Theme number two: The second theme to emerge consistently across all three groups was that communication was a problem right from the very beginning. There were three components to this theme.
While no fault was found with any one individual or group of care providers, there was an awareness that the system needs to be changed, and gaps in service need to be identified and addressed.
Parents spoke of the tremendous amount of information that was provided and that they were expected to assimilate. It was almost impossible to take it all in and remember it for future reference.
In the days and weeks to follow they would learn how the system worked, where to go for less expensive food, how best to travel and make expense claims, and how to access medical care quickly, but they would learn these things from other parents. The lack of practical information about day-to-day necessities was felt to be most problematic and, as a result, numerous recommendations were made for written practical material to be presented in a readily accessible and user-friendly fashion. Cheapest medications available at best pharmacy that you are free to try yourself! The best place to order *female viagra online and be sure you are offered finest quality medications right from their actual manufacturers, which you do not get that often these days.
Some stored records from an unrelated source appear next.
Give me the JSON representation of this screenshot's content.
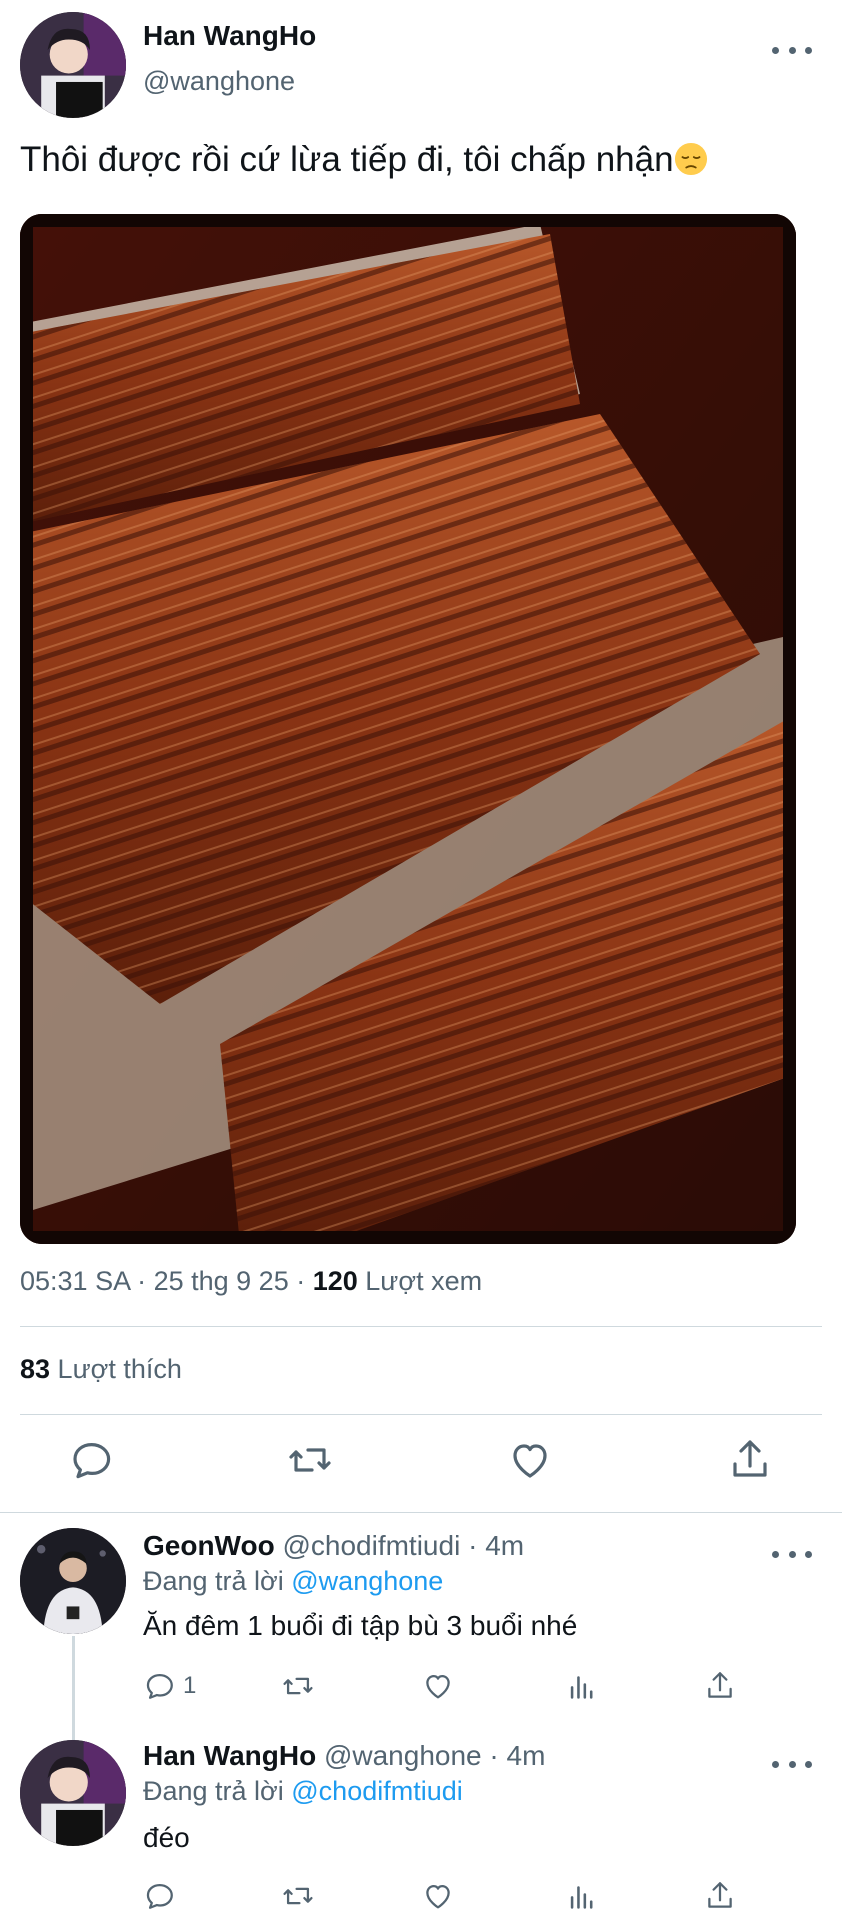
{
  "tweet": {
    "author_name": "Han WangHo",
    "author_handle": "@wanghone",
    "text": "Thôi được rồi cứ lừa tiếp đi, tôi chấp nhận",
    "emoji": "pensive-face-emoji",
    "time": "05:31 SA · 25 thg 9 25 · ",
    "views_count": "120",
    "views_label": " Lượt xem",
    "likes_count": "83",
    "likes_label": " Lượt thích",
    "media": "grilled-eel-photo"
  },
  "actions": [
    "reply-icon",
    "retweet-icon",
    "like-icon",
    "share-icon"
  ],
  "replies": [
    {
      "name": "GeonWoo",
      "handle": "@chodifmtiudi",
      "time": "4m",
      "replying_prefix": "Đang trả lời ",
      "replying_to": "@wanghone",
      "text": "Ăn đêm 1 buổi đi tập bù 3 buổi nhé",
      "reply_count": "1"
    },
    {
      "name": "Han WangHo",
      "handle": "@wanghone",
      "time": "4m",
      "replying_prefix": "Đang trả lời ",
      "replying_to": "@chodifmtiudi",
      "text": "đéo",
      "reply_count": ""
    }
  ],
  "colors": {
    "text": "#0f1419",
    "secondary": "#536471",
    "link": "#1d9bf0",
    "divider": "#cfd9de"
  }
}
The transfer of information between the local physicians and those providing the treatment in southern Ontario was another area of concern related to communication. While there was a general consensus that there was a high level of cooperation between paediatricians and oncologists, and that family physicians could also be involved in the ongoing care of the patient and family, there was concern that the accurate and timely transfer of information between centres was too dependent on the particular physician and on the ability of the parents to stay on top of things.